• _WORK REQUEST_: Each record is to be given again precisely as written.
■ ■ ■ ■ ■ ■ ■
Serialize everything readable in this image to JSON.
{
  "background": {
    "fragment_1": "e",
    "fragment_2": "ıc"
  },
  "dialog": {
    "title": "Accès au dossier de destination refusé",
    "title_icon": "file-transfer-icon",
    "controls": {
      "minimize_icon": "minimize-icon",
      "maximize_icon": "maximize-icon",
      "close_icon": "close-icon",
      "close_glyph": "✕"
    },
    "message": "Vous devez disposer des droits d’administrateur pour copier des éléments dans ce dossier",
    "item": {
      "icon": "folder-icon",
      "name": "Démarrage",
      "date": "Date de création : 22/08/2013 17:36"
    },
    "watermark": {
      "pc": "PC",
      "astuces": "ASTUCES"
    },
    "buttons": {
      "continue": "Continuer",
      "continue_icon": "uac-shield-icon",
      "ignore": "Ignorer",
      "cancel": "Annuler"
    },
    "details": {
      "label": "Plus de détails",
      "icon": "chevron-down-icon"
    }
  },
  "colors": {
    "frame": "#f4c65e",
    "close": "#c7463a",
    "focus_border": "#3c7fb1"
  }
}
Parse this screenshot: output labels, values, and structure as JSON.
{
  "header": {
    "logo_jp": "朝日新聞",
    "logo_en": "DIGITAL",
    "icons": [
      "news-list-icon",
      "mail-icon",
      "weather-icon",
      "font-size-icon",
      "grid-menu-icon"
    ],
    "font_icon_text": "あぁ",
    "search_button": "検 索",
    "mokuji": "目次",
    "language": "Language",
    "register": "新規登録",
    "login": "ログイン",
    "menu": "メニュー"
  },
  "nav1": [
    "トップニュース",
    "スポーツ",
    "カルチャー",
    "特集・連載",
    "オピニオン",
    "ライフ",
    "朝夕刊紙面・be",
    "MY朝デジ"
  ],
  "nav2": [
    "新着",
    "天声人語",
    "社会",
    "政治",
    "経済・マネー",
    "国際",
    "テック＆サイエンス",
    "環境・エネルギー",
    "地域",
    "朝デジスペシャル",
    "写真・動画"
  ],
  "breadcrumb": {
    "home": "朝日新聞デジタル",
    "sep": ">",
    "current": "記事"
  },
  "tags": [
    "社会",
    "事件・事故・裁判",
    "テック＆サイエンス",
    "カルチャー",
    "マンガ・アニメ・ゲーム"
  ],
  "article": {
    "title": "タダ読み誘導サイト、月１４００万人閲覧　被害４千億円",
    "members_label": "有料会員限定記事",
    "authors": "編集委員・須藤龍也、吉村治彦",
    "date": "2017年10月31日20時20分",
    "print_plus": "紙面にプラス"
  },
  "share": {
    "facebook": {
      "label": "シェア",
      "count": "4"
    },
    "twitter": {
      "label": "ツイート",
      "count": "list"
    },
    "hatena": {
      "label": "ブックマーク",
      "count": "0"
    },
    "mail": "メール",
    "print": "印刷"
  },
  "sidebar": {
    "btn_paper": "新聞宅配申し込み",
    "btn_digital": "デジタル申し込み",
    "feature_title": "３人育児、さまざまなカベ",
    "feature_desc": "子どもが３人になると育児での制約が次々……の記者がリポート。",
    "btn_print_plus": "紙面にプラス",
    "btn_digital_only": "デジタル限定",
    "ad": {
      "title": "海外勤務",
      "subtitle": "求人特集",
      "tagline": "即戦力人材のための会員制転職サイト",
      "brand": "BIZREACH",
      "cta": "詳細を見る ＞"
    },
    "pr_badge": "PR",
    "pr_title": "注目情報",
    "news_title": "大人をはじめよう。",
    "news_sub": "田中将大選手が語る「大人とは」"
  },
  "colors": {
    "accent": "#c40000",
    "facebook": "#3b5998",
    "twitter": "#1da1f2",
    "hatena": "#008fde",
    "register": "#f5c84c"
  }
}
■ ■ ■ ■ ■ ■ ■
• _YOUR RESPONSE_:
Serialize everything readable in this image to JSON.
{
  "background": {
    "fragment_1": "e",
    "fragment_2": "ıc"
  },
  "dialog": {
    "title": "Accès au dossier de destination refusé",
    "title_icon": "file-transfer-icon",
    "controls": {
      "minimize_icon": "minimize-icon",
      "maximize_icon": "maximize-icon",
      "close_icon": "close-icon",
      "close_glyph": "✕"
    },
    "message": "Vous devez disposer des droits d’administrateur pour copier des éléments dans ce dossier",
    "item": {
      "icon": "folder-icon",
      "name": "Démarrage",
      "date": "Date de création : 22/08/2013 17:36"
    },
    "watermark": {
      "pc": "PC",
      "astuces": "ASTUCES"
    },
    "buttons": {
      "continue": "Continuer",
      "continue_icon": "uac-shield-icon",
      "ignore": "Ignorer",
      "cancel": "Annuler"
    },
    "details": {
      "label": "Plus de détails",
      "icon": "chevron-down-icon"
    }
  },
  "colors": {
    "frame": "#f4c65e",
    "close": "#c7463a",
    "focus_border": "#3c7fb1"
  }
}
Parse this screenshot: output labels, values, and structure as JSON.
{
  "header": {
    "logo_jp": "朝日新聞",
    "logo_en": "DIGITAL",
    "icons": [
      "news-list-icon",
      "mail-icon",
      "weather-icon",
      "font-size-icon",
      "grid-menu-icon"
    ],
    "font_icon_text": "あぁ",
    "search_button": "検 索",
    "mokuji": "目次",
    "language": "Language",
    "register": "新規登録",
    "login": "ログイン",
    "menu": "メニュー"
  },
  "nav1": [
    "トップニュース",
    "スポーツ",
    "カルチャー",
    "特集・連載",
    "オピニオン",
    "ライフ",
    "朝夕刊紙面・be",
    "MY朝デジ"
  ],
  "nav2": [
    "新着",
    "天声人語",
    "社会",
    "政治",
    "経済・マネー",
    "国際",
    "テック＆サイエンス",
    "環境・エネルギー",
    "地域",
    "朝デジスペシャル",
    "写真・動画"
  ],
  "breadcrumb": {
    "home": "朝日新聞デジタル",
    "sep": ">",
    "current": "記事"
  },
  "tags": [
    "社会",
    "事件・事故・裁判",
    "テック＆サイエンス",
    "カルチャー",
    "マンガ・アニメ・ゲーム"
  ],
  "article": {
    "title": "タダ読み誘導サイト、月１４００万人閲覧　被害４千億円",
    "members_label": "有料会員限定記事",
    "authors": "編集委員・須藤龍也、吉村治彦",
    "date": "2017年10月31日20時20分",
    "print_plus": "紙面にプラス"
  },
  "share": {
    "facebook": {
      "label": "シェア",
      "count": "4"
    },
    "twitter": {
      "label": "ツイート",
      "count": "list"
    },
    "hatena": {
      "label": "ブックマーク",
      "count": "0"
    },
    "mail": "メール",
    "print": "印刷"
  },
  "sidebar": {
    "btn_paper": "新聞宅配申し込み",
    "btn_digital": "デジタル申し込み",
    "feature_title": "３人育児、さまざまなカベ",
    "feature_desc": "子どもが３人になると育児での制約が次々……の記者がリポート。",
    "btn_print_plus": "紙面にプラス",
    "btn_digital_only": "デジタル限定",
    "ad": {
      "title": "海外勤務",
      "subtitle": "求人特集",
      "tagline": "即戦力人材のための会員制転職サイト",
      "brand": "BIZREACH",
      "cta": "詳細を見る ＞"
    },
    "pr_badge": "PR",
    "pr_title": "注目情報",
    "news_title": "大人をはじめよう。",
    "news_sub": "田中将大選手が語る「大人とは」"
  },
  "colors": {
    "accent": "#c40000",
    "facebook": "#3b5998",
    "twitter": "#1da1f2",
    "hatena": "#008fde",
    "register": "#f5c84c"
  }
}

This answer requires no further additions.